NaNo is getting real, folks. I know you feel it. As someone in grad school, I can honestly say I feel your pain. You’ve got to do whatever it is you do during the day and then get up early or stay up late to fulfill your writing (or studying, in my case) obligations. For example, I’m supposed to be reading Valuation: The Art and Science of Corporate Investment Decisions, a tome as incomprehensible to me as it is perhaps challenging for you to develop characters that leap off the page. I confess, I’ve been cheating on my assigned reading with some luscious flirts that have so much to offer in terms of character. Fates and Furies is one, a new novel that uses perspective to play with the very idea of character formation and the stories we tell ourselves about who we are. Tuesday Nights in 1980 is driven by stunning language, but the characters are so well drawn, perhaps none more so than the city of New York itself, which serves as both setting and protagonist. And then there’s Magnus Chase and the Gods of Asgard, where Rick Riordan has effortlessly created complete and compelling humans and supernaturals whose sentences you feel you could finish. Not in a bad way, in the best way—they’re friends, they’re familiars. Just as I’ll eventually learn finance, you can master the art of shaping terrific characters that will haunt your readers’ dreams. Here are some tips:
1. Read the books in the paragraph above, read some Roald Dahl and Flannery O’Connor, read exhaustively, and read closely. Take notes on how much physical detail each author gives you. Pay attention to what the characters express in dialogue, and what they don’t. If you become drawn to a character or repelled by one, notice why. What did the author do to pull you in and make you care? When did the character stop being a character and become real? Characters that elicit strong emotions in either direction are usually well crafted while the badly written ones are easily forgotten or dismissed (read: protagonist of Grisham’s most recent effort).
2. Giving your character a weird name, an esoteric appearance, or manufactured dialect is not enough to make him compelling. Frodo, the hobbit, is a good example. Hobbits have special physical characteristics and a culture that makes them distinct and contributes to some fabulous world-building. But Frodo is not an exceptional character because he has large hairy feet or lives in the Shire. Rather, it’s because of his vulnerabilities and temptations, his unleashed curiosity, his courage in the face of adversity, and his enduring love for his comrades.
3. Paper is flat; characters shouldn’t be. Take Darth Vader, one of the great evil overlords and an icon of the twentieth century. But is he uniformly evil? Nope. In the end, he sacrificed himself for his son! That act makes him infinitely more interesting as a character and gives him complexity and depth. Would President Snow be as creepy if he didn’t also love his roses and dote on his granddaughter? Would anyone keep reading if Olive Kitteridge were always hateful and spiteful and always said the wrong thing?

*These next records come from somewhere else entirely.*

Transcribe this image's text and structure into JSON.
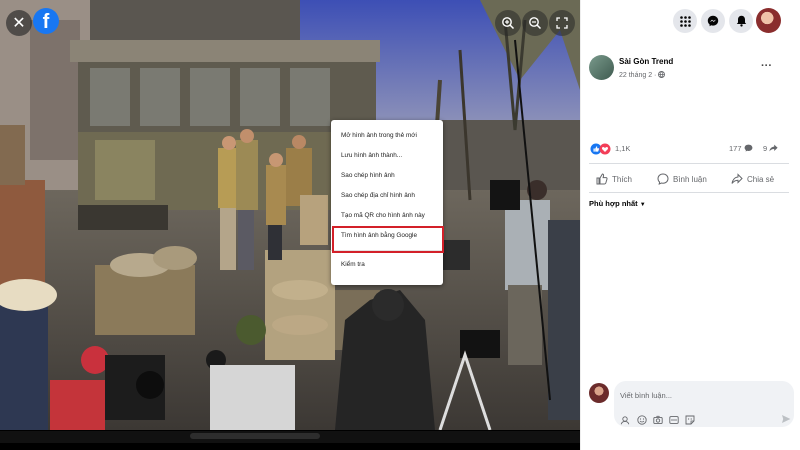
{
  "viewer": {
    "brand_letter": "f"
  },
  "context_menu": {
    "items": [
      "Mở hình ảnh trong thẻ mới",
      "Lưu hình ảnh thành...",
      "Sao chép hình ảnh",
      "Sao chép địa chỉ hình ảnh",
      "Tạo mã QR cho hình ảnh này",
      "Tìm hình ảnh bằng Google"
    ],
    "inspect": "Kiểm tra",
    "highlight_color": "#d32029"
  },
  "post": {
    "page_name": "Sài Gòn Trend",
    "date": "22 tháng 2 · ",
    "reaction_count": "1,1K",
    "comment_count": "177",
    "share_count": "9",
    "actions": {
      "like": "Thích",
      "comment": "Bình luận",
      "share": "Chia sẻ"
    },
    "sort_label": "Phù hợp nhất"
  },
  "comment_box": {
    "placeholder": "Viết bình luận..."
  },
  "colors": {
    "facebook_blue": "#1877f2",
    "like_blue": "#1877f2",
    "love_red": "#f33e58"
  }
}
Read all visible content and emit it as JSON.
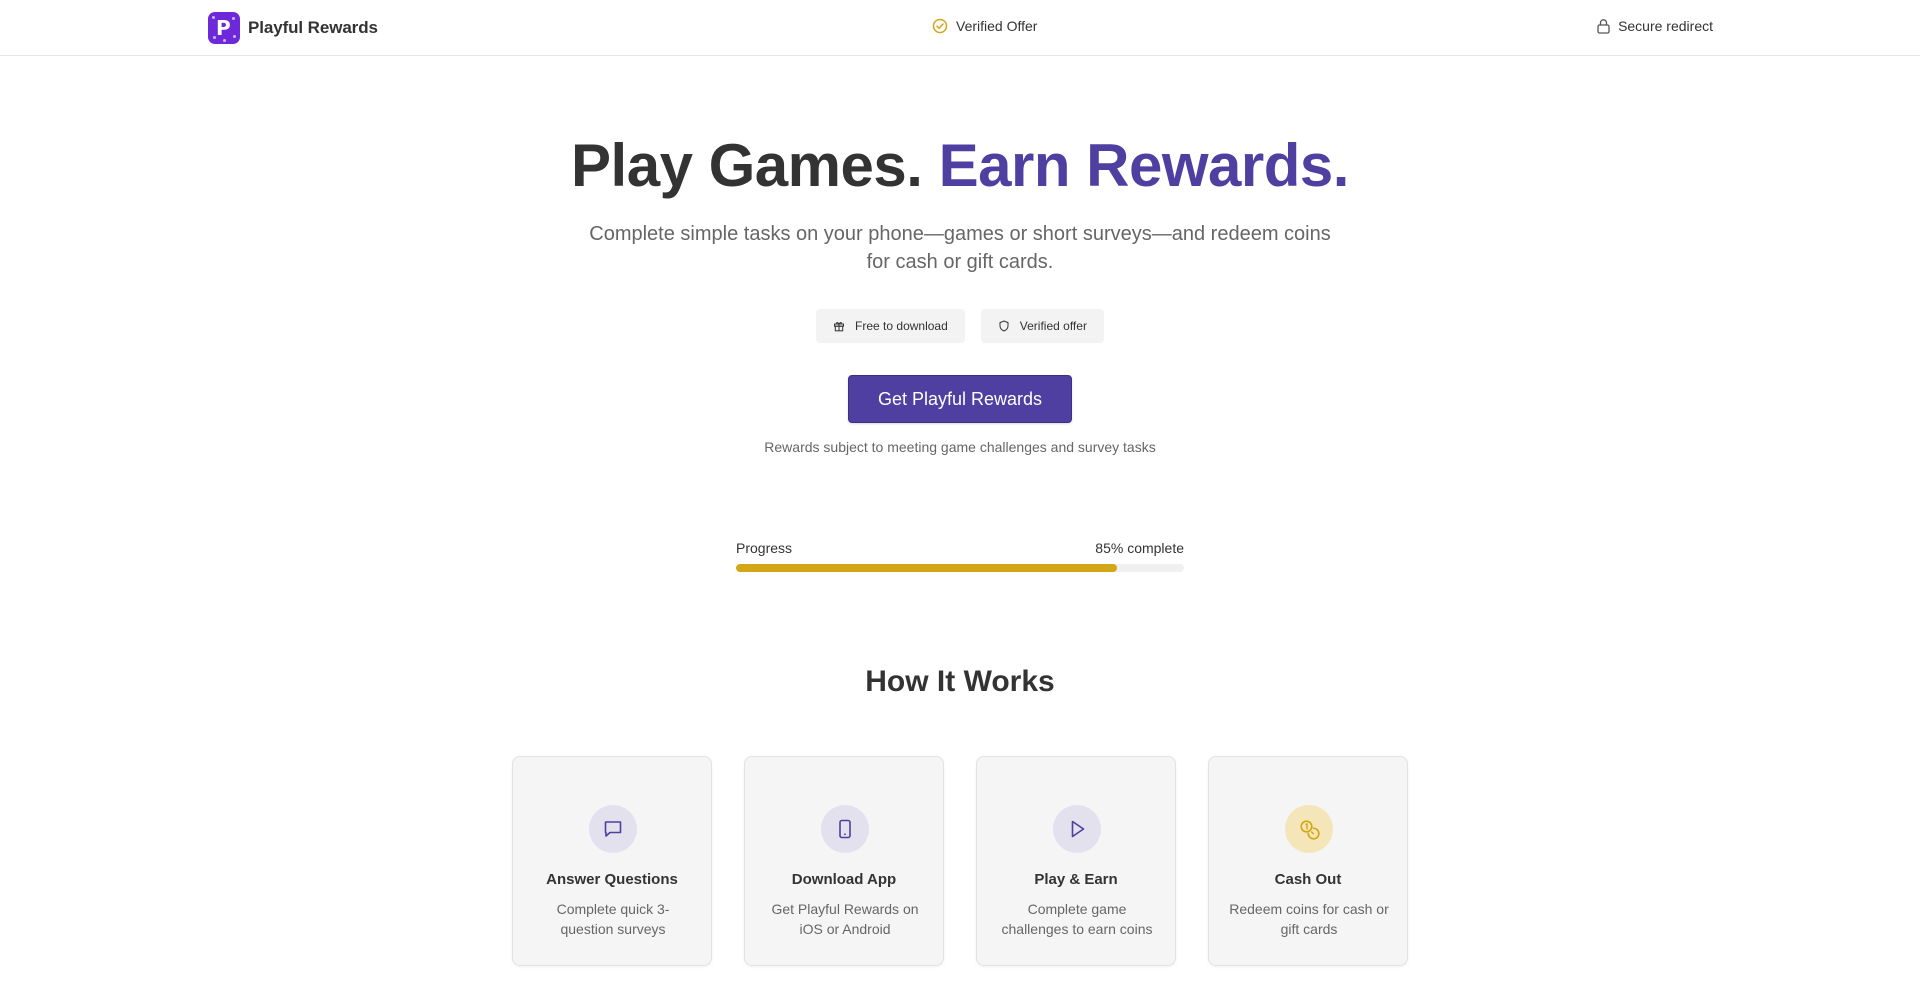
{
  "header": {
    "brand_name": "Playful Rewards",
    "logo_letter": "P",
    "verified_label": "Verified Offer",
    "secure_label": "Secure redirect"
  },
  "hero": {
    "title_part1": "Play Games.",
    "title_part2": "Earn Rewards.",
    "subtitle": "Complete simple tasks on your phone—games or short surveys—and redeem coins for cash or gift cards.",
    "badges": [
      {
        "label": "Free to download",
        "icon": "gift-icon"
      },
      {
        "label": "Verified offer",
        "icon": "shield-icon"
      }
    ],
    "cta_label": "Get Playful Rewards",
    "disclaimer": "Rewards subject to meeting game challenges and survey tasks"
  },
  "progress": {
    "label": "Progress",
    "status": "85% complete",
    "value": 0.85
  },
  "how_it_works": {
    "title": "How It Works",
    "cards": [
      {
        "icon": "chat-bubble-icon",
        "title": "Answer Questions",
        "desc": "Complete quick 3-question surveys"
      },
      {
        "icon": "phone-icon",
        "title": "Download App",
        "desc": "Get Playful Rewards on iOS or Android"
      },
      {
        "icon": "play-icon",
        "title": "Play & Earn",
        "desc": "Complete game challenges to earn coins"
      },
      {
        "icon": "coins-icon",
        "title": "Cash Out",
        "desc": "Redeem coins for cash or gift cards"
      }
    ]
  },
  "colors": {
    "accent": "#4f3fa0",
    "logo_bg": "#6d28d9",
    "gold": "#d4a515",
    "text": "#333333",
    "muted": "#666666"
  }
}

4. Know everything about your character and then keep 95 percent of it out of your book. I want you to know who they’d vote for in 2016, that salt & vinegar chips are their favorite, the thing that happened when they were eight that still haunts them. I want you to know every detail so that in every conversation and with every plot point you’re ensuring authenticity and congruence. Your readers won’t need to know any of these details. If you must make their whole lives public, write separate stories involving your side characters just to get your head around them and then publish them as “outtakes” on the web. It will make your readers and your social media manager happy.
Remember, this is the last week to enter our contest! Simply follow us on Twitter and tweet us your word count with the hashtag #GFPNano for a chance to win.